Supplemental oxygen at night can help reduce the frequency of NOD, but it does not appear to improve the overall quality of sleep or limit sleep disturbances in most cases.

Supplemental oxygen is not a definitive treatment for OS.

Bronchodilators and corticosteroids

In people with COPD, bronchodilators relax and open the airways, while corticosteroids reduce airway inflammation.

However, this treatment does not benefit individuals with OSA.

Noninvasive ventilation

CPAP is one of the two main modes of noninvasive ventilation (NIV), with bilevel PAP being the other.

As the name suggests, CPAP provides continuous pressure throughout the respiratory cycle. This type of NIV breathing support uses a face or nasal mask and is an effective treatment option for people with OSA and even COPD.

NIV is the definitive treatment for OS.

The prognosis for COPD, OSA, and OS will depend on how well a person manages lifestyle factors and follows their treatment.

There is no cure for COPD. People who get treatment early on and take steps to manage the risk factors may slow the progression of the condition and greatly improve their quality of life.

The Centers for Disease Control and Prevention (CDC) note that for people with COPD who smoke, quitting smoking will be the most beneficial factor. Doctors may also recommend PR to help manage symptoms and improve quality of life.

The most important factor for people with OSA is restoring airflow during sleep. The National Heart, Lung, and Blood Institute states that a CPAP machine is the most common treatment for people with the condition.

It is also the most effective treatment option for those with OS.

Research notes that the survival rate of people who do not get noninvasive PAP is significantly lower than that of people who receive the treatment.

Doctors may also recommend lifestyle changes that could improve outcomes with treatment, such as quitting smoking, reaching or maintaining a moderate body weight, and exercising regularly.

COPD and OSA are two different conditions that affect a person’s ability to breathe.
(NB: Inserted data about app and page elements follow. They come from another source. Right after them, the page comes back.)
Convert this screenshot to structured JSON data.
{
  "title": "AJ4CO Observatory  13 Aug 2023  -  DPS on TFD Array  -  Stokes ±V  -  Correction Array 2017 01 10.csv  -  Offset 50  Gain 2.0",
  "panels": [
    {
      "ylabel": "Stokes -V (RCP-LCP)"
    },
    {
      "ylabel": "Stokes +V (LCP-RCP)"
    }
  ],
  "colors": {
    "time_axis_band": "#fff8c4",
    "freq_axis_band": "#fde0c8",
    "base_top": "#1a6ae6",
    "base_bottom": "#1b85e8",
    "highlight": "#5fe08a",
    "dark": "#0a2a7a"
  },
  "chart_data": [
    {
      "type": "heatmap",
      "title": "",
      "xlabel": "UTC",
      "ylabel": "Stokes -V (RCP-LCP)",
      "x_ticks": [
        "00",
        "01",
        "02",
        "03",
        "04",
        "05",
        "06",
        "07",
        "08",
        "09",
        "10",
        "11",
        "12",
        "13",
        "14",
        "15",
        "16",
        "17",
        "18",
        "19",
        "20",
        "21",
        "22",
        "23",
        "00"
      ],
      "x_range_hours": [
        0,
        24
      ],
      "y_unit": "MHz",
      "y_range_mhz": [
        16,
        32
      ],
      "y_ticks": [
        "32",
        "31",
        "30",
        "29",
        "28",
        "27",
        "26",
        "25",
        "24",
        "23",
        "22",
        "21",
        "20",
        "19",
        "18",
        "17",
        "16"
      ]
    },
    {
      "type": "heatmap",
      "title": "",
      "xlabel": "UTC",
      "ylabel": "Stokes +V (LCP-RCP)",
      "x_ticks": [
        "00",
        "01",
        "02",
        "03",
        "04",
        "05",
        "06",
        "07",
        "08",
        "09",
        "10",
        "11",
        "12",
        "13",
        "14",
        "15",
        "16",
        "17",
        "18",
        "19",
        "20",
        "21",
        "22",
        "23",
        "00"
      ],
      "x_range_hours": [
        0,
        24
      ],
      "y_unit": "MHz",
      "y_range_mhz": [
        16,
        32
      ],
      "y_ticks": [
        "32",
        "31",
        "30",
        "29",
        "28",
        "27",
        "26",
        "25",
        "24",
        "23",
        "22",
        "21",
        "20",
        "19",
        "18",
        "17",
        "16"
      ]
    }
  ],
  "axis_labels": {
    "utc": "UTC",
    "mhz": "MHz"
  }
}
They can also occur together, resulting in a condition called OS, which increases a person’s risk of heart failure and high blood pressure.

The most effective treatment option for OS is CPAP, which is the most common form of NIV. This reduces the resistance in the upper airways, improving airflow in and out of the lungs.

A person can also take part in regular physical activity and PR to help manage symptoms.